[DATASET Boundary: Start]

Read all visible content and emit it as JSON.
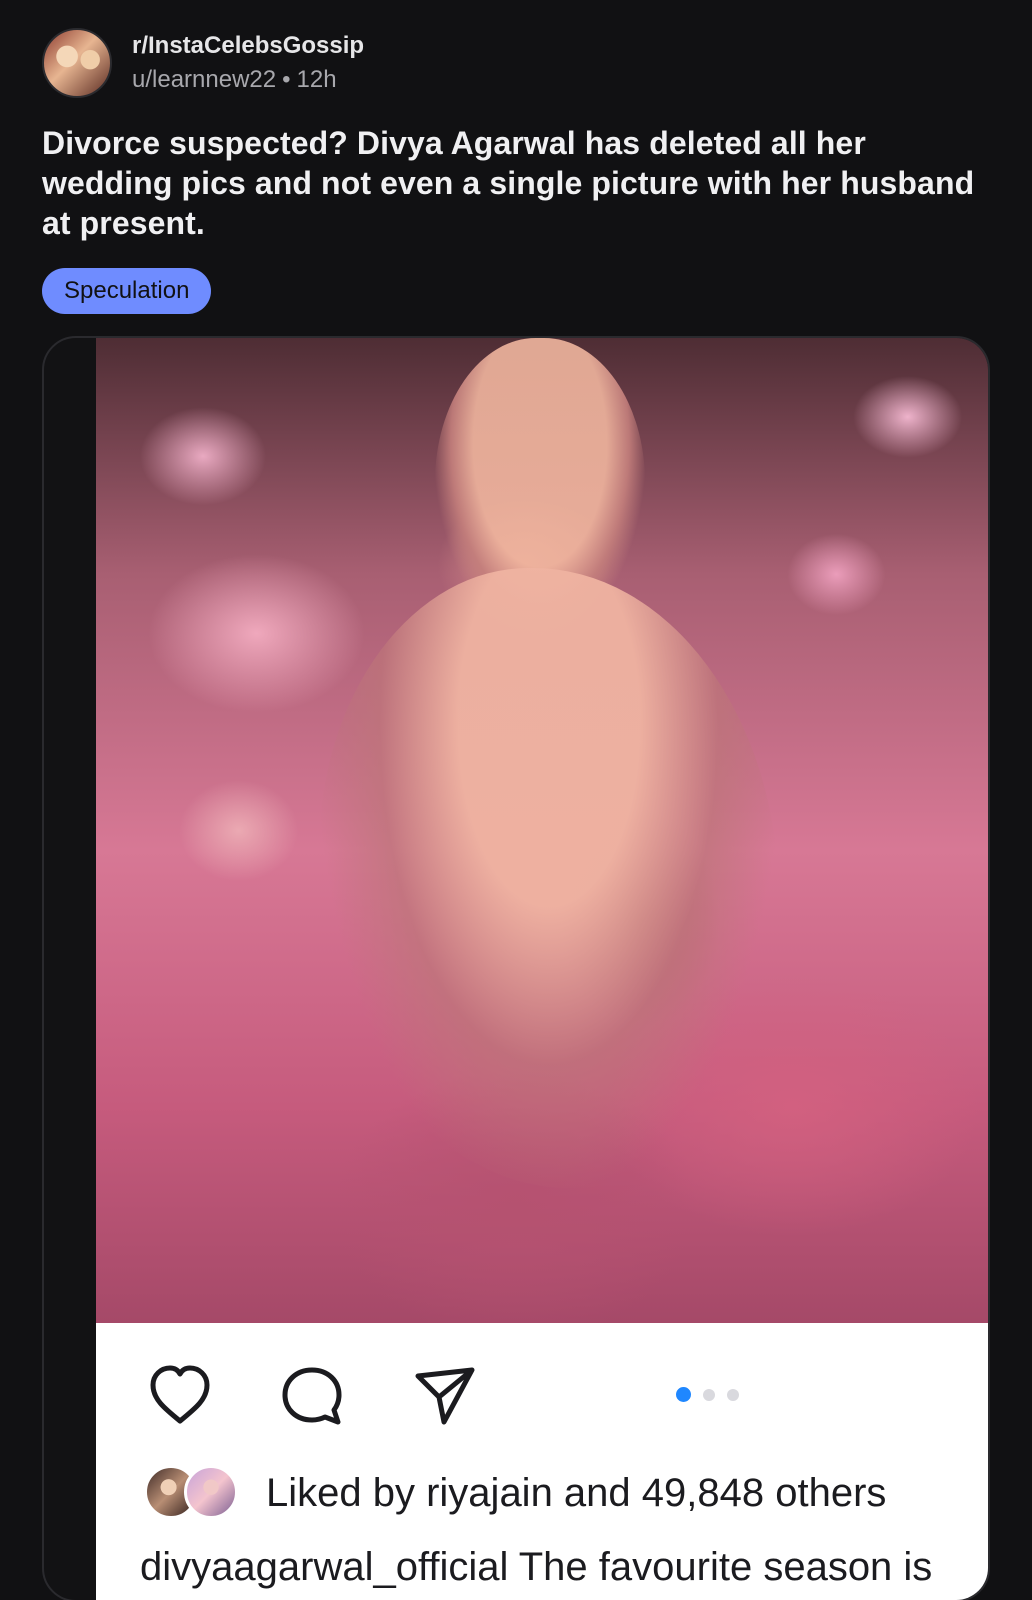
{
  "post": {
    "subreddit": "r/InstaCelebsGossip",
    "user": "u/learnnew22",
    "time": "12h",
    "title": "Divorce suspected? Divya Agarwal has deleted all her wedding pics and not even a single picture with her husband at present.",
    "flair": "Speculation"
  },
  "instagram": {
    "likes_text": "Liked by riyajain and 49,848 others",
    "caption": "divyaagarwal_official The favourite season is",
    "carousel": {
      "current_index": 1,
      "total": 3
    },
    "icons": [
      "heart-icon",
      "comment-icon",
      "share-icon"
    ]
  },
  "colors": {
    "background": "#111113",
    "flair": "#6f8cff",
    "active_dot": "#1f87ff"
  }
}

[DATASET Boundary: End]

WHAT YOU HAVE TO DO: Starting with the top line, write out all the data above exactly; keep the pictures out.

ANSWER TO THIS TASK:
Read all visible content and emit it as JSON.
{
  "post": {
    "subreddit": "r/InstaCelebsGossip",
    "user": "u/learnnew22",
    "time": "12h",
    "title": "Divorce suspected? Divya Agarwal has deleted all her wedding pics and not even a single picture with her husband at present.",
    "flair": "Speculation"
  },
  "instagram": {
    "likes_text": "Liked by riyajain and 49,848 others",
    "caption": "divyaagarwal_official The favourite season is",
    "carousel": {
      "current_index": 1,
      "total": 3
    },
    "icons": [
      "heart-icon",
      "comment-icon",
      "share-icon"
    ]
  },
  "colors": {
    "background": "#111113",
    "flair": "#6f8cff",
    "active_dot": "#1f87ff"
  }
}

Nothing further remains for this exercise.